You may well be confident that you have come up with your song on your own and therefore believe that lawsuits are unlikely. Should the worst happen you would definitely benefit from having the legal muscle of a record label or a least having a co-defendant. So if possible have these types of clauses removed or at least reworded so you are not left out to dry if any cases do arise.

In fact, Pharrell actually appealed the decision to award damages that he has to entirely pay when the record label also benefited from the infringement. The judge agreed and reduced the damages Pharrell personally has to pay from $1.2million to around $350,000. The judge also ruled that although T.I.’s contribution to the track didn’t infringe any copyrights he should also be included in the case as he also benefits from the track.

If you have used elements from another song, either by sampling or replaying the parts, then consider clearing them.

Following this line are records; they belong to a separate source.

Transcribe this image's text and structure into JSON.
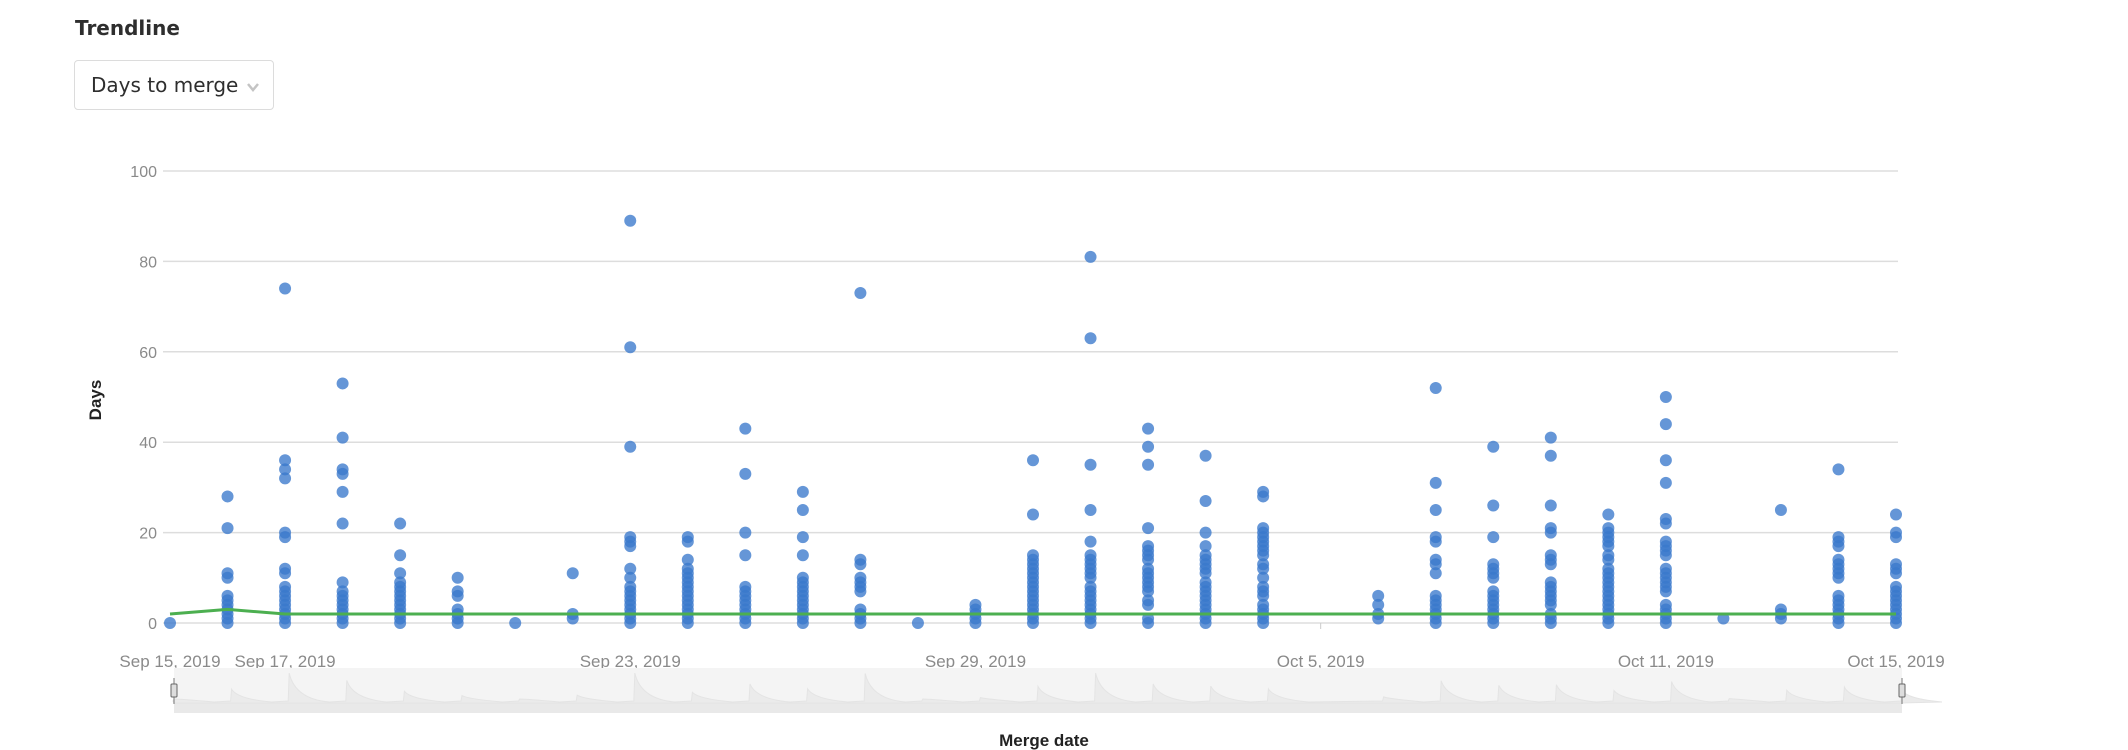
{
  "header": {
    "title": "Trendline",
    "dropdown": {
      "selected": "Days to merge",
      "icon": "chevron-down-icon"
    }
  },
  "chart_data": {
    "type": "scatter",
    "title": "",
    "xlabel": "Merge date",
    "ylabel": "Days",
    "ylim": [
      0,
      100
    ],
    "yticks": [
      0,
      20,
      40,
      60,
      80,
      100
    ],
    "xrange": [
      "2019-09-15",
      "2019-10-15"
    ],
    "xtick_labels": [
      {
        "date": "2019-09-15",
        "label": "Sep 15, 2019"
      },
      {
        "date": "2019-09-17",
        "label": "Sep 17, 2019"
      },
      {
        "date": "2019-09-23",
        "label": "Sep 23, 2019"
      },
      {
        "date": "2019-09-29",
        "label": "Sep 29, 2019"
      },
      {
        "date": "2019-10-05",
        "label": "Oct 5, 2019"
      },
      {
        "date": "2019-10-11",
        "label": "Oct 11, 2019"
      },
      {
        "date": "2019-10-15",
        "label": "Oct 15, 2019"
      }
    ],
    "grid": true,
    "colors": {
      "points": "#3a78cc",
      "trendline": "#4caf50",
      "grid": "#dddddd"
    },
    "series": [
      {
        "name": "Days to merge",
        "type": "scatter",
        "points_by_day": [
          {
            "day": 0,
            "values": [
              0
            ]
          },
          {
            "day": 1,
            "values": [
              28,
              21,
              11,
              10,
              6,
              5,
              4,
              3,
              2,
              1,
              0
            ]
          },
          {
            "day": 2,
            "values": [
              74,
              36,
              34,
              32,
              20,
              19,
              12,
              11,
              8,
              7,
              6,
              5,
              4,
              3,
              2,
              1,
              0
            ]
          },
          {
            "day": 3,
            "values": [
              53,
              41,
              34,
              33,
              29,
              22,
              9,
              7,
              6,
              5,
              4,
              3,
              2,
              1,
              0
            ]
          },
          {
            "day": 4,
            "values": [
              22,
              15,
              11,
              9,
              8,
              7,
              6,
              5,
              4,
              3,
              2,
              1,
              0
            ]
          },
          {
            "day": 5,
            "values": [
              10,
              7,
              6,
              3,
              2,
              1,
              0
            ]
          },
          {
            "day": 6,
            "values": [
              0
            ]
          },
          {
            "day": 7,
            "values": [
              11,
              2,
              1
            ]
          },
          {
            "day": 8,
            "values": [
              89,
              61,
              39,
              19,
              18,
              17,
              12,
              10,
              8,
              7,
              6,
              5,
              4,
              3,
              2,
              1,
              0
            ]
          },
          {
            "day": 9,
            "values": [
              19,
              18,
              14,
              12,
              11,
              10,
              9,
              8,
              7,
              6,
              5,
              4,
              3,
              2,
              1,
              0
            ]
          },
          {
            "day": 10,
            "values": [
              43,
              33,
              20,
              15,
              8,
              7,
              6,
              5,
              4,
              3,
              2,
              1,
              0
            ]
          },
          {
            "day": 11,
            "values": [
              29,
              25,
              19,
              15,
              10,
              9,
              8,
              7,
              6,
              5,
              4,
              3,
              2,
              1,
              0
            ]
          },
          {
            "day": 12,
            "values": [
              73,
              14,
              13,
              10,
              9,
              8,
              7,
              3,
              2,
              1,
              0
            ]
          },
          {
            "day": 13,
            "values": [
              0
            ]
          },
          {
            "day": 14,
            "values": [
              4,
              3,
              2,
              1,
              0
            ]
          },
          {
            "day": 15,
            "values": [
              36,
              24,
              15,
              14,
              13,
              12,
              11,
              10,
              9,
              8,
              7,
              6,
              5,
              4,
              3,
              2,
              1,
              0
            ]
          },
          {
            "day": 16,
            "values": [
              81,
              63,
              35,
              25,
              18,
              15,
              14,
              13,
              12,
              11,
              10,
              8,
              7,
              6,
              5,
              4,
              3,
              2,
              1,
              0
            ]
          },
          {
            "day": 17,
            "values": [
              43,
              39,
              35,
              21,
              17,
              16,
              15,
              14,
              12,
              11,
              10,
              9,
              8,
              7,
              5,
              4,
              1,
              0
            ]
          },
          {
            "day": 18,
            "values": [
              37,
              27,
              20,
              17,
              15,
              14,
              13,
              12,
              11,
              9,
              8,
              7,
              6,
              5,
              4,
              3,
              2,
              1,
              0
            ]
          },
          {
            "day": 19,
            "values": [
              29,
              28,
              21,
              20,
              19,
              18,
              17,
              16,
              15,
              13,
              12,
              10,
              8,
              7,
              6,
              4,
              3,
              2,
              1,
              0
            ]
          },
          {
            "day": 21,
            "values": [
              6,
              4,
              2,
              1
            ]
          },
          {
            "day": 22,
            "values": [
              52,
              31,
              25,
              19,
              18,
              14,
              13,
              11,
              6,
              5,
              4,
              3,
              2,
              1,
              0
            ]
          },
          {
            "day": 23,
            "values": [
              39,
              26,
              19,
              13,
              12,
              11,
              10,
              7,
              6,
              5,
              4,
              3,
              2,
              1,
              0
            ]
          },
          {
            "day": 24,
            "values": [
              41,
              37,
              26,
              21,
              20,
              15,
              14,
              13,
              9,
              8,
              7,
              6,
              5,
              4,
              2,
              1,
              0
            ]
          },
          {
            "day": 25,
            "values": [
              24,
              21,
              20,
              19,
              18,
              17,
              15,
              14,
              12,
              11,
              10,
              9,
              8,
              7,
              6,
              5,
              4,
              3,
              2,
              1,
              0
            ]
          },
          {
            "day": 26,
            "values": [
              50,
              44,
              36,
              31,
              23,
              22,
              18,
              17,
              16,
              15,
              12,
              11,
              10,
              9,
              8,
              7,
              4,
              3,
              2,
              1,
              0
            ]
          },
          {
            "day": 27,
            "values": [
              1
            ]
          },
          {
            "day": 28,
            "values": [
              25,
              3,
              2,
              1
            ]
          },
          {
            "day": 29,
            "values": [
              34,
              19,
              18,
              17,
              14,
              13,
              12,
              11,
              10,
              6,
              5,
              4,
              3,
              2,
              1,
              0
            ]
          },
          {
            "day": 30,
            "values": [
              24,
              20,
              19,
              13,
              12,
              11,
              8,
              7,
              6,
              5,
              4,
              3,
              2,
              1,
              0
            ]
          }
        ]
      },
      {
        "name": "Trendline",
        "type": "line",
        "points": [
          {
            "day": 0,
            "value": 2
          },
          {
            "day": 1,
            "value": 3
          },
          {
            "day": 2,
            "value": 2
          },
          {
            "day": 30,
            "value": 2
          }
        ]
      }
    ],
    "range_selector": {
      "from": "2019-09-15",
      "to": "2019-10-15"
    }
  }
}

I’m sure Pharrell could have agreed a smaller percentage than the 50% awarded had this been cleared prior to release.

Another really important way to protect yourself is to watch what you say in interviews when asked about how you write and create songs. Don’t go into specifics about what artists inspired your individual tracks and certainly don’t claim to have “pretended” to be a famous artist when you recorded it.

Most artists go their entire careers without being on either side of any such cases, although they do seem to be getting more common, so unless you are in the habit of taking chunks of existing songs this probably won’t be something you have to worry about. Should it happen, its a pretty classy problem to have as it means the track was successful, nobody is going to sue you for a flop. Also, in most cases, the settlement will be based on what the track is worth so you’re unlikely to lose more than you made.

1 view0 comments


bottom of page